■ Problem requirements ■
Every record shown below is to be output exactly.

Interface dataset entries:
——
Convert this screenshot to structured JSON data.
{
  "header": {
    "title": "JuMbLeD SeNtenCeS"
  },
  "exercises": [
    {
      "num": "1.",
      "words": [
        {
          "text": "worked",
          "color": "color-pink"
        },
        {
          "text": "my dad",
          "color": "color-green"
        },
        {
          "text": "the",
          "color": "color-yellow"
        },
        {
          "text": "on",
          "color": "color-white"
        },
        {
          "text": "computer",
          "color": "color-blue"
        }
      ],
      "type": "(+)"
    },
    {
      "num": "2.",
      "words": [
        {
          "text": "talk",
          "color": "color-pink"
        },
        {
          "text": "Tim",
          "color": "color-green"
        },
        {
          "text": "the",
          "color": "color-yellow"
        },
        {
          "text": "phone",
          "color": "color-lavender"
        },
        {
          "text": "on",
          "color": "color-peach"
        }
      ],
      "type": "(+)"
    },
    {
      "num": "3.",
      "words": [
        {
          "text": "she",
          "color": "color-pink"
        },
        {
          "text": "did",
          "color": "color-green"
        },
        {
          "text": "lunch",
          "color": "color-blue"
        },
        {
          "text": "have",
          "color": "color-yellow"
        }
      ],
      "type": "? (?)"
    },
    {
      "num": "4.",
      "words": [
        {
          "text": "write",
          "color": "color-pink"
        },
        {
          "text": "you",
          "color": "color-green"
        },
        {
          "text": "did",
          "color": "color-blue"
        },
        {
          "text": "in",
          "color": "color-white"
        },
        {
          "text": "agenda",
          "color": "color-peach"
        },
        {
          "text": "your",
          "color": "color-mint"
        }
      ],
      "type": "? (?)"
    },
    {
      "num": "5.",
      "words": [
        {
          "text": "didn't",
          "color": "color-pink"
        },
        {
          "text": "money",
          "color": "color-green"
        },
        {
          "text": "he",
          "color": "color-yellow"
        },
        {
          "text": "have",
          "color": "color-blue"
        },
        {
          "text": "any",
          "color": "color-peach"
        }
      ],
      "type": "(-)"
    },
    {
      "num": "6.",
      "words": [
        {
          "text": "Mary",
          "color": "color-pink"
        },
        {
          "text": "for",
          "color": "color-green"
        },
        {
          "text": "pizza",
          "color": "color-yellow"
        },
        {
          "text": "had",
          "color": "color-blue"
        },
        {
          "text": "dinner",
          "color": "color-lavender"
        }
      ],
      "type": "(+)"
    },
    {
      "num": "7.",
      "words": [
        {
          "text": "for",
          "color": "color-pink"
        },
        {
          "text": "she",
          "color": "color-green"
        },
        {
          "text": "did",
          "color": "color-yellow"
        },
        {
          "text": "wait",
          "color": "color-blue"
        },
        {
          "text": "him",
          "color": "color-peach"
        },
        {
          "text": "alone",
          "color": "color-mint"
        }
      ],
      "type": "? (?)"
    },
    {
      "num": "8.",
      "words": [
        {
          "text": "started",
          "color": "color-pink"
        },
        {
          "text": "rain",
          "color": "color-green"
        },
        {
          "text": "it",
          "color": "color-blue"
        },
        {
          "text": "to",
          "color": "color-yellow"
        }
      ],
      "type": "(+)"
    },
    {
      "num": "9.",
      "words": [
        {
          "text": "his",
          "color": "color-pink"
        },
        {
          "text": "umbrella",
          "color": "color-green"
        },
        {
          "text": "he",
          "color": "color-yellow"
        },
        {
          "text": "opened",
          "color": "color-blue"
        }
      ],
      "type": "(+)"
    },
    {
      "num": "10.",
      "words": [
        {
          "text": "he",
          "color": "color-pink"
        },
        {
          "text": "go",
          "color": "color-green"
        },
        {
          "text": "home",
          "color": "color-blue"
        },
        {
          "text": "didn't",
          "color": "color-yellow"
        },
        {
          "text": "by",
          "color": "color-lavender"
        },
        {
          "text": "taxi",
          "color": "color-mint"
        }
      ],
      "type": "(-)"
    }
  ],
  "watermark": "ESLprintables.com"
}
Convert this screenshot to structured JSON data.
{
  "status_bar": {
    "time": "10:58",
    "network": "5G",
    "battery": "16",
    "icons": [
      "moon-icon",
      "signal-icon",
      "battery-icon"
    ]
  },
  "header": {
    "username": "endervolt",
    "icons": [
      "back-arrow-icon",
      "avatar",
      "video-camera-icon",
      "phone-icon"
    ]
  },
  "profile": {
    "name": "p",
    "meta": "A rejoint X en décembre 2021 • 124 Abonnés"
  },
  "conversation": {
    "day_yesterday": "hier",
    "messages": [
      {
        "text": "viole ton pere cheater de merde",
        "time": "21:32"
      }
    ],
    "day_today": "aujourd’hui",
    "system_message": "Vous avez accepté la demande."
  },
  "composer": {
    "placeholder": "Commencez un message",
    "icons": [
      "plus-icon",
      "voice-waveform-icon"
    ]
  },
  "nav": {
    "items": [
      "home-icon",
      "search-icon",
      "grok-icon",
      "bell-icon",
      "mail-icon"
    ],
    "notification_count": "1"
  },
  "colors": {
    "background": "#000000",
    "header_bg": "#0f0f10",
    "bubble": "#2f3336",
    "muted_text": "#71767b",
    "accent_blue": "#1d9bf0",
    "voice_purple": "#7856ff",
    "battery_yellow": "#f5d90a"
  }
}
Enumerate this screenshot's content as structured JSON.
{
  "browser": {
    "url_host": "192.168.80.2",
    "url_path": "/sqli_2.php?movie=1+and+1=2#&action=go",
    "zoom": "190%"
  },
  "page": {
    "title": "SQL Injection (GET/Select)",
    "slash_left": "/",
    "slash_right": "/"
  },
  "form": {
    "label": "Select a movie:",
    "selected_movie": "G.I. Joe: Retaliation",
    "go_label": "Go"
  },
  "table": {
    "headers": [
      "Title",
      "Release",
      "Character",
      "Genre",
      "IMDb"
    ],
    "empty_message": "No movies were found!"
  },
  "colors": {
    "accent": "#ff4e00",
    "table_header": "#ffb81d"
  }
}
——
■ Result below ■
Convert this screenshot to structured JSON data.
{
  "header": {
    "title": "JuMbLeD SeNtenCeS"
  },
  "exercises": [
    {
      "num": "1.",
      "words": [
        {
          "text": "worked",
          "color": "color-pink"
        },
        {
          "text": "my dad",
          "color": "color-green"
        },
        {
          "text": "the",
          "color": "color-yellow"
        },
        {
          "text": "on",
          "color": "color-white"
        },
        {
          "text": "computer",
          "color": "color-blue"
        }
      ],
      "type": "(+)"
    },
    {
      "num": "2.",
      "words": [
        {
          "text": "talk",
          "color": "color-pink"
        },
        {
          "text": "Tim",
          "color": "color-green"
        },
        {
          "text": "the",
          "color": "color-yellow"
        },
        {
          "text": "phone",
          "color": "color-lavender"
        },
        {
          "text": "on",
          "color": "color-peach"
        }
      ],
      "type": "(+)"
    },
    {
      "num": "3.",
      "words": [
        {
          "text": "she",
          "color": "color-pink"
        },
        {
          "text": "did",
          "color": "color-green"
        },
        {
          "text": "lunch",
          "color": "color-blue"
        },
        {
          "text": "have",
          "color": "color-yellow"
        }
      ],
      "type": "? (?)"
    },
    {
      "num": "4.",
      "words": [
        {
          "text": "write",
          "color": "color-pink"
        },
        {
          "text": "you",
          "color": "color-green"
        },
        {
          "text": "did",
          "color": "color-blue"
        },
        {
          "text": "in",
          "color": "color-white"
        },
        {
          "text": "agenda",
          "color": "color-peach"
        },
        {
          "text": "your",
          "color": "color-mint"
        }
      ],
      "type": "? (?)"
    },
    {
      "num": "5.",
      "words": [
        {
          "text": "didn't",
          "color": "color-pink"
        },
        {
          "text": "money",
          "color": "color-green"
        },
        {
          "text": "he",
          "color": "color-yellow"
        },
        {
          "text": "have",
          "color": "color-blue"
        },
        {
          "text": "any",
          "color": "color-peach"
        }
      ],
      "type": "(-)"
    },
    {
      "num": "6.",
      "words": [
        {
          "text": "Mary",
          "color": "color-pink"
        },
        {
          "text": "for",
          "color": "color-green"
        },
        {
          "text": "pizza",
          "color": "color-yellow"
        },
        {
          "text": "had",
          "color": "color-blue"
        },
        {
          "text": "dinner",
          "color": "color-lavender"
        }
      ],
      "type": "(+)"
    },
    {
      "num": "7.",
      "words": [
        {
          "text": "for",
          "color": "color-pink"
        },
        {
          "text": "she",
          "color": "color-green"
        },
        {
          "text": "did",
          "color": "color-yellow"
        },
        {
          "text": "wait",
          "color": "color-blue"
        },
        {
          "text": "him",
          "color": "color-peach"
        },
        {
          "text": "alone",
          "color": "color-mint"
        }
      ],
      "type": "? (?)"
    },
    {
      "num": "8.",
      "words": [
        {
          "text": "started",
          "color": "color-pink"
        },
        {
          "text": "rain",
          "color": "color-green"
        },
        {
          "text": "it",
          "color": "color-blue"
        },
        {
          "text": "to",
          "color": "color-yellow"
        }
      ],
      "type": "(+)"
    },
    {
      "num": "9.",
      "words": [
        {
          "text": "his",
          "color": "color-pink"
        },
        {
          "text": "umbrella",
          "color": "color-green"
        },
        {
          "text": "he",
          "color": "color-yellow"
        },
        {
          "text": "opened",
          "color": "color-blue"
        }
      ],
      "type": "(+)"
    },
    {
      "num": "10.",
      "words": [
        {
          "text": "he",
          "color": "color-pink"
        },
        {
          "text": "go",
          "color": "color-green"
        },
        {
          "text": "home",
          "color": "color-blue"
        },
        {
          "text": "didn't",
          "color": "color-yellow"
        },
        {
          "text": "by",
          "color": "color-lavender"
        },
        {
          "text": "taxi",
          "color": "color-mint"
        }
      ],
      "type": "(-)"
    }
  ],
  "watermark": "ESLprintables.com"
}
Convert this screenshot to structured JSON data.
{
  "status_bar": {
    "time": "10:58",
    "network": "5G",
    "battery": "16",
    "icons": [
      "moon-icon",
      "signal-icon",
      "battery-icon"
    ]
  },
  "header": {
    "username": "endervolt",
    "icons": [
      "back-arrow-icon",
      "avatar",
      "video-camera-icon",
      "phone-icon"
    ]
  },
  "profile": {
    "name": "p",
    "meta": "A rejoint X en décembre 2021 • 124 Abonnés"
  },
  "conversation": {
    "day_yesterday": "hier",
    "messages": [
      {
        "text": "viole ton pere cheater de merde",
        "time": "21:32"
      }
    ],
    "day_today": "aujourd’hui",
    "system_message": "Vous avez accepté la demande."
  },
  "composer": {
    "placeholder": "Commencez un message",
    "icons": [
      "plus-icon",
      "voice-waveform-icon"
    ]
  },
  "nav": {
    "items": [
      "home-icon",
      "search-icon",
      "grok-icon",
      "bell-icon",
      "mail-icon"
    ],
    "notification_count": "1"
  },
  "colors": {
    "background": "#000000",
    "header_bg": "#0f0f10",
    "bubble": "#2f3336",
    "muted_text": "#71767b",
    "accent_blue": "#1d9bf0",
    "voice_purple": "#7856ff",
    "battery_yellow": "#f5d90a"
  }
}
Enumerate this screenshot's content as structured JSON.
{
  "browser": {
    "url_host": "192.168.80.2",
    "url_path": "/sqli_2.php?movie=1+and+1=2#&action=go",
    "zoom": "190%"
  },
  "page": {
    "title": "SQL Injection (GET/Select)",
    "slash_left": "/",
    "slash_right": "/"
  },
  "form": {
    "label": "Select a movie:",
    "selected_movie": "G.I. Joe: Retaliation",
    "go_label": "Go"
  },
  "table": {
    "headers": [
      "Title",
      "Release",
      "Character",
      "Genre",
      "IMDb"
    ],
    "empty_message": "No movies were found!"
  },
  "colors": {
    "accent": "#ff4e00",
    "table_header": "#ffb81d"
  }
}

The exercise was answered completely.